vestigespeak spelling word quiz 
n. trace; remains; indication that something has been happened
I confine myself to throwing out the observation, that, at the hour and place I have indicated, may be found such ruined vestiges as yet.
David Copperfield - Chapter 49
By Charles Dickens Context
vexspeak spelling word quiz 
v. annoy; disturb, especially by minor irritations; be a mystery or bewildering to
Aunt Polly was vexed to think she had overlooked that bit of circumstantial evidence, and missed a trick.
The Adventures of Tom Sawyer - Chapter 1
By Mark Twain Context
I suppose you have had as little to vex you since you came into this house as any creature in the world.
Mansfield Park - Chapter 3
By Jane Austen Context
Elizabeth could hardly help laughing at so convenient a proposal; yet was really vexed that her mother should be always giving him such an epithet.
Pride and Prejudice - Chapter 59
By Jane Austen Context
viablespeak spelling word quiz 
a. practical or workable; capable of maintaining life; capable of continuing effectiveness
vicariousspeak spelling word quiz 
a. acting as substitute; done by deputy; experienced at secondhand
My sister, having so much to do, was going to church vicariously, that is to say, Joe and I were going.
Great Expectations - Chapter 4
By Charles Dickens Context
vilifyspeak spelling word quiz 
v. debase; degrade; spread negative information about
vindicatespeak spelling word quiz 
v. clear from blame; exonerate; maintain, uphold, or defend
He was anxious, while vindicating himself, to say nothing unkind of the others: but there was only one amongst them whose conduct he could mention without some necessity of defence or palliation.
Mansfield Park - Chapter 20
By Jane Austen Context
virulentspeak spelling word quiz 
a. extremely poisonous; hostile; bitter
volatilespeak spelling word quiz 

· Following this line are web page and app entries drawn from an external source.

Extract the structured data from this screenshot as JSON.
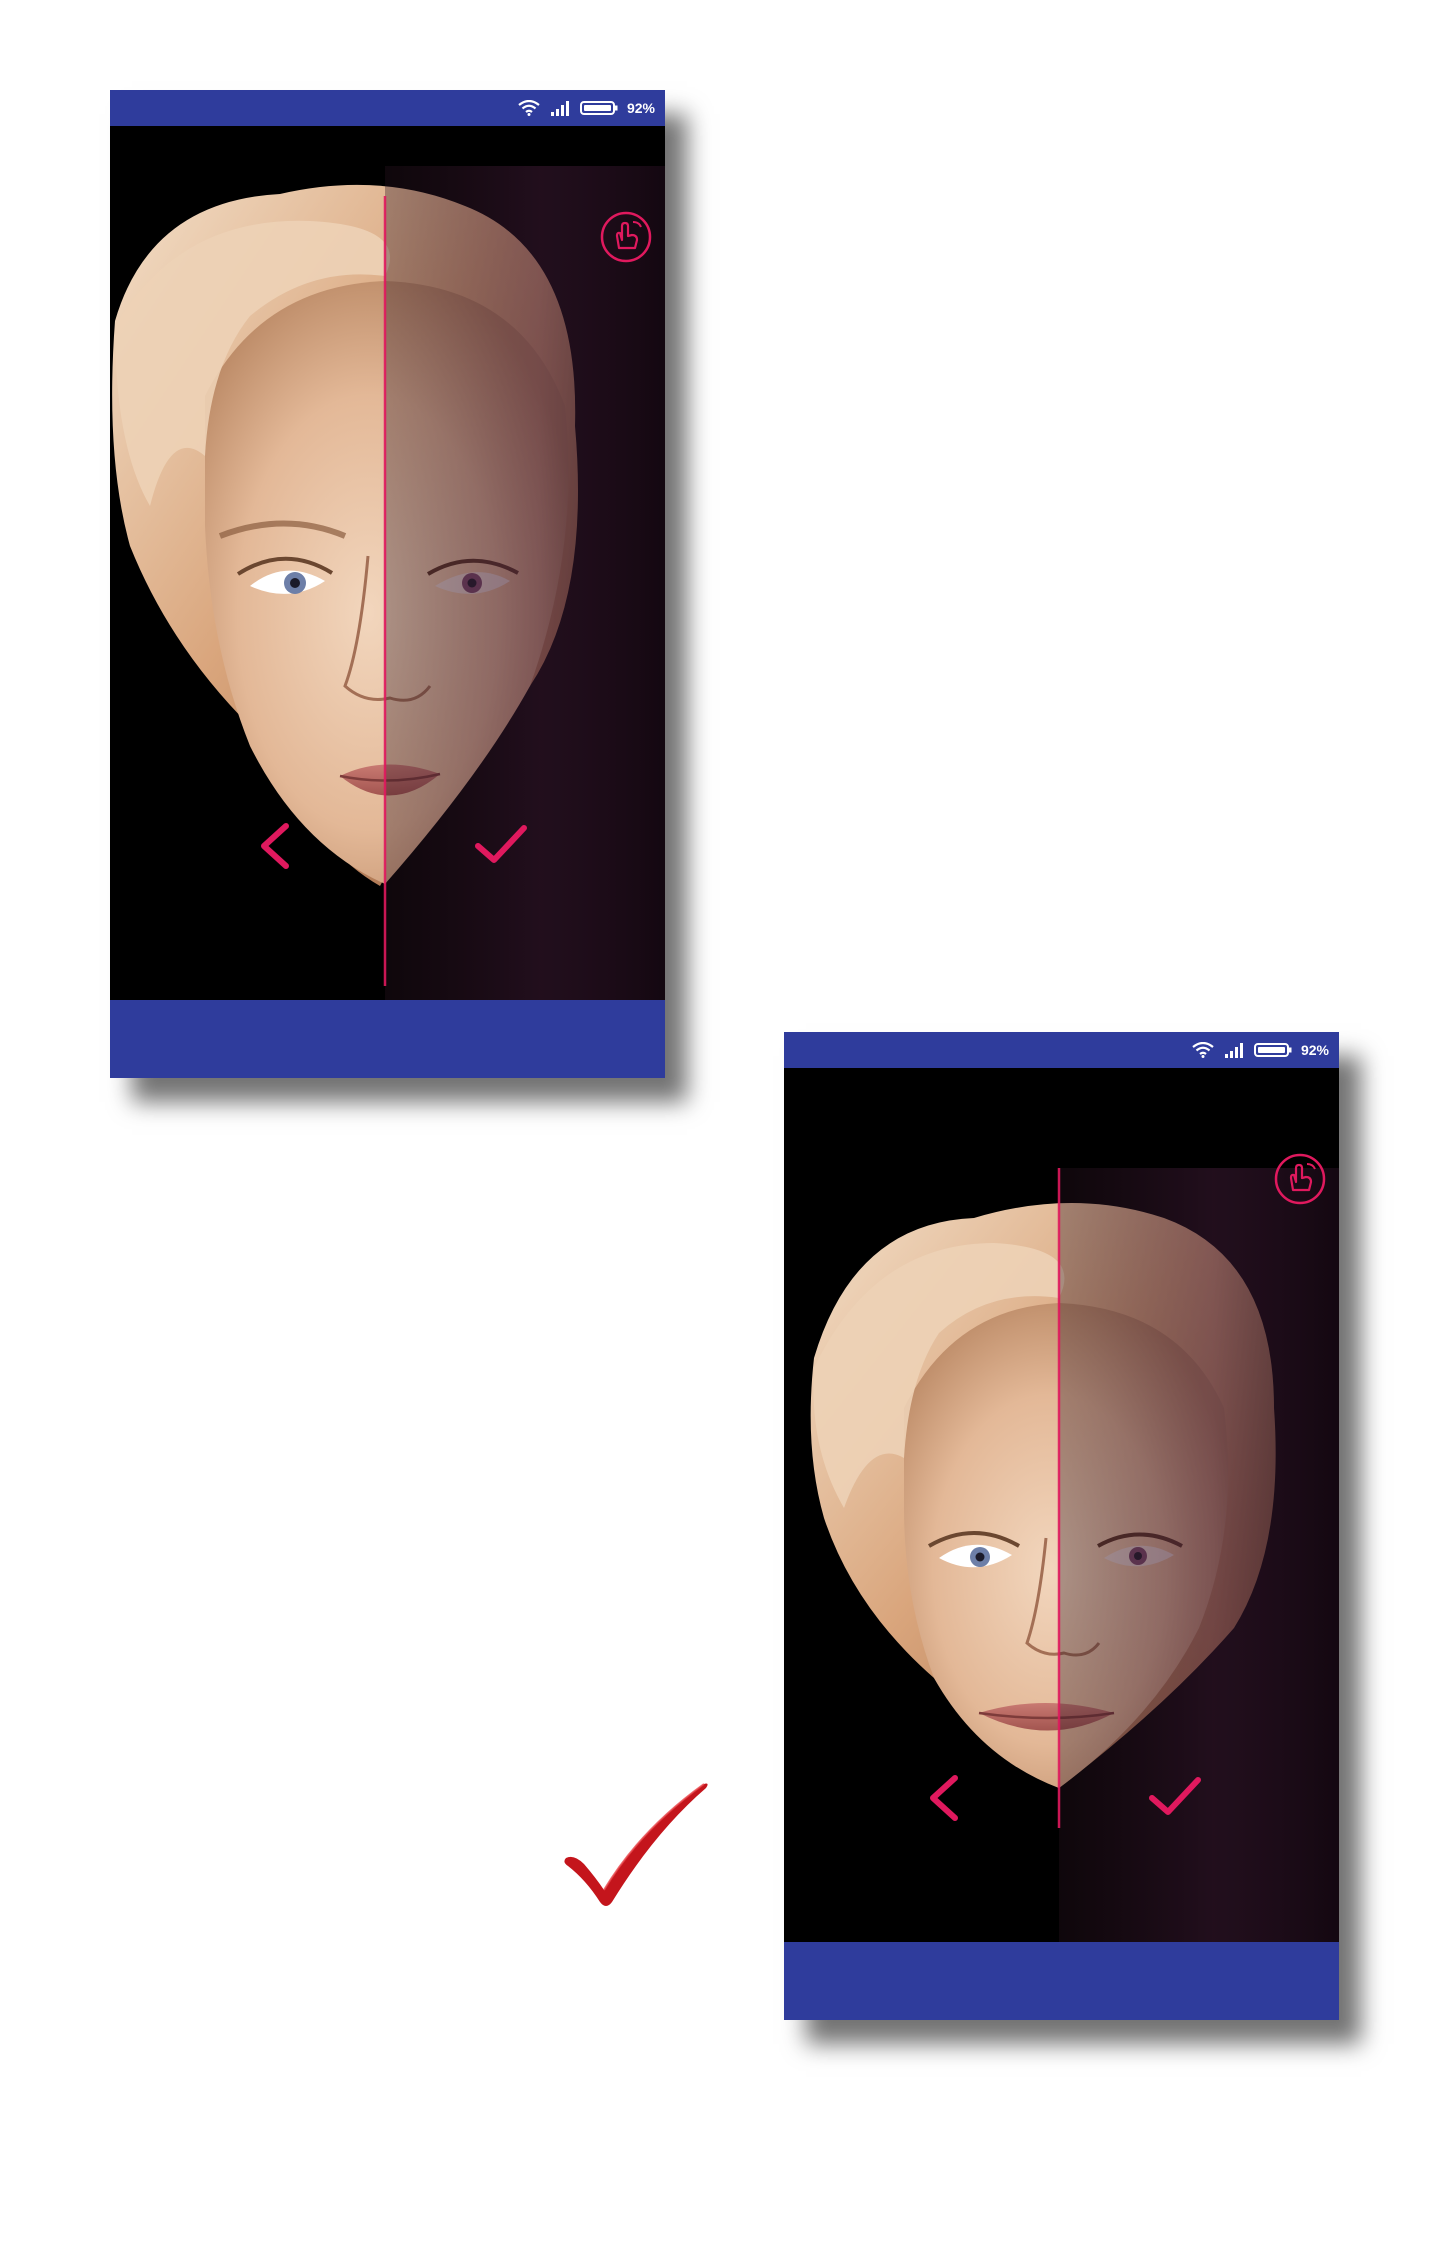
{
  "screens": [
    {
      "status_bar": {
        "battery": "92%",
        "icons": [
          "wifi-icon",
          "signal-icon",
          "battery-icon"
        ]
      },
      "controls": {
        "top_right": "gesture-hand-icon",
        "back": "chevron-left-icon",
        "confirm": "checkmark-icon"
      }
    },
    {
      "status_bar": {
        "battery": "92%",
        "icons": [
          "wifi-icon",
          "signal-icon",
          "battery-icon"
        ]
      },
      "controls": {
        "top_right": "gesture-hand-icon",
        "back": "chevron-left-icon",
        "confirm": "checkmark-icon"
      }
    }
  ],
  "annotation": {
    "icon": "checkmark-icon"
  },
  "colors": {
    "bar": "#2f3c9c",
    "accent": "#e0195e",
    "screen_bg": "#000000",
    "annotation": "#c4151c"
  }
}
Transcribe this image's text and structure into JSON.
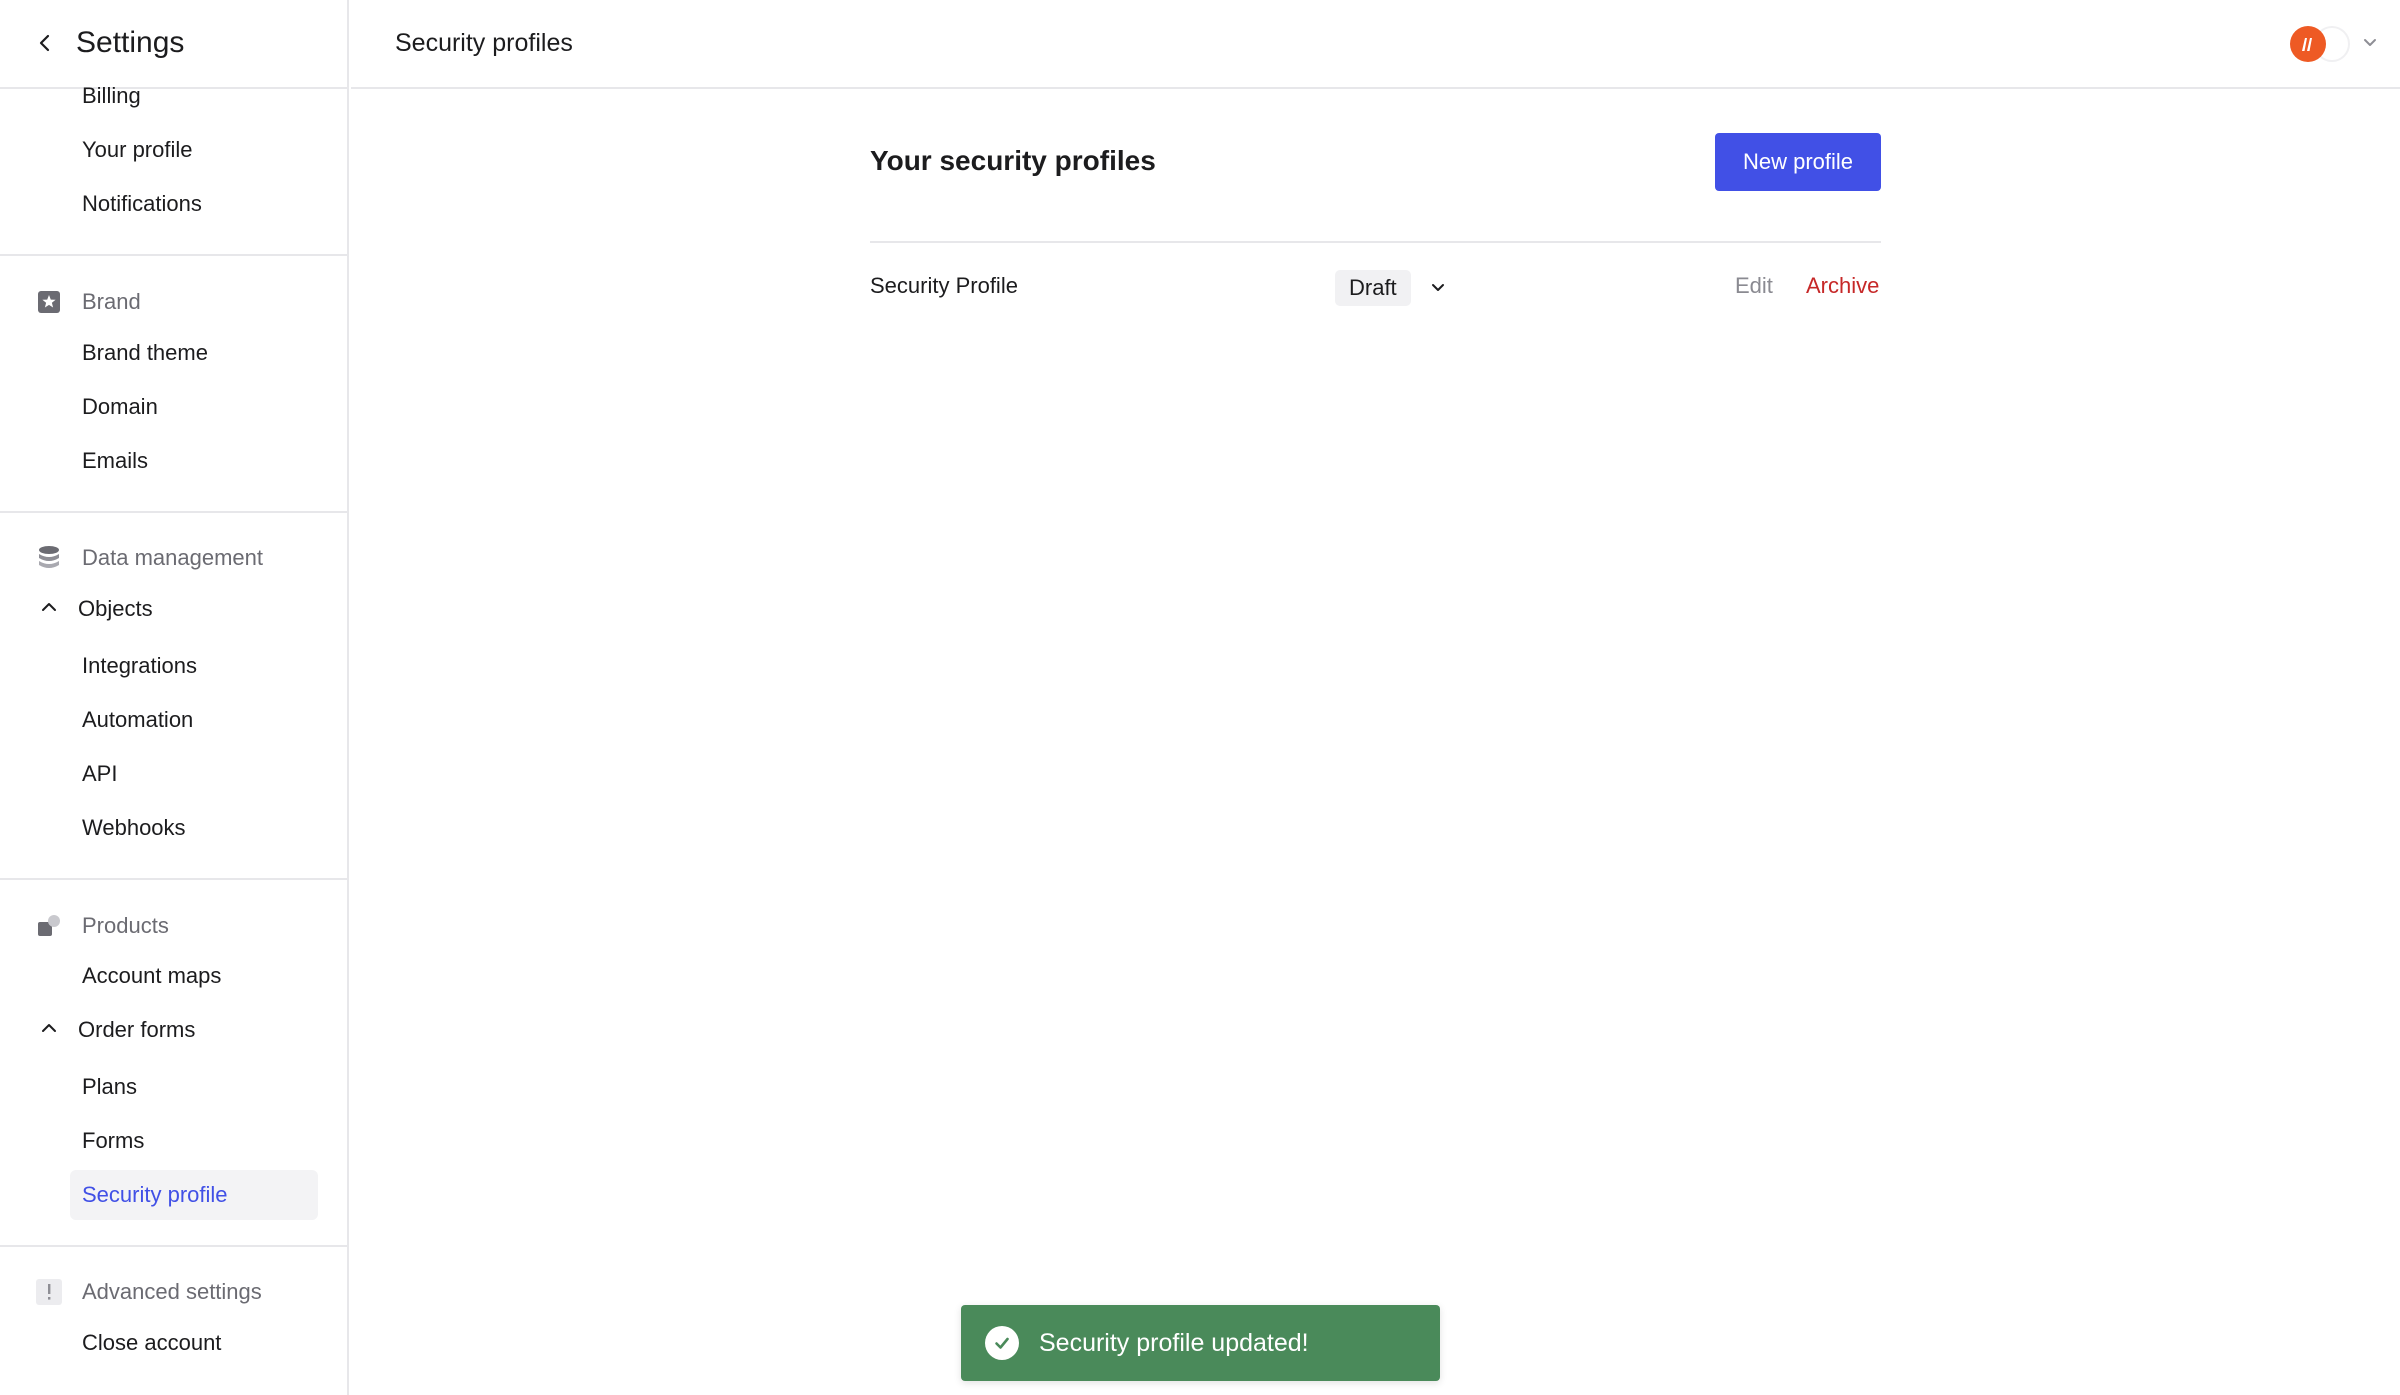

a. tending to vary often or widely, as in price; inconstant or fickle; tending to violence
wantonspeak spelling word quiz 
a. unrestrained; willfully malicious; immoral or unchaste
To have imposed any derogatory work upon him, would have been to inflict a wanton insult on the feelings of a most respectable man.
David Copperfield - Chapter 21
By Charles Dickens Context
Do not think yourself excused by any weakness, any natural defect of understanding on her side, in the wanton cruelty so evident on yours.
Sense and Sensibility - Chapter 44
By Jane Austen Context
wistfulspeak spelling word quiz 
a. full of wishful yearning or longing; sadly thoughtful
The dog sat at the bedside: now eyeing his master with a wistful look, and now pricking his ears, and uttering a low growl as some noise in the street, or in the lower part of the house, attracted his attention.
Oliver Twist - Chapter 39
By Charles Dickens Context
Before quite leaving her he threw upon her face a wistful glance, as if he had misgivings on the generosity of forsaking her thus.
Return of the Native - Chapter 0
By Thomas Hardy Context
zealousspeak spelling word quiz 
a. enthusiastic; filled with or motivated by zeal
Every thing that the most zealous affection, the most solicitous care could do to render her comfortable, was the office of each watchful companion, and each found their reward in her bodily ease, and her calmness of spirits.
Sense and Sensibility - Chapter 46
By Jane Austen Context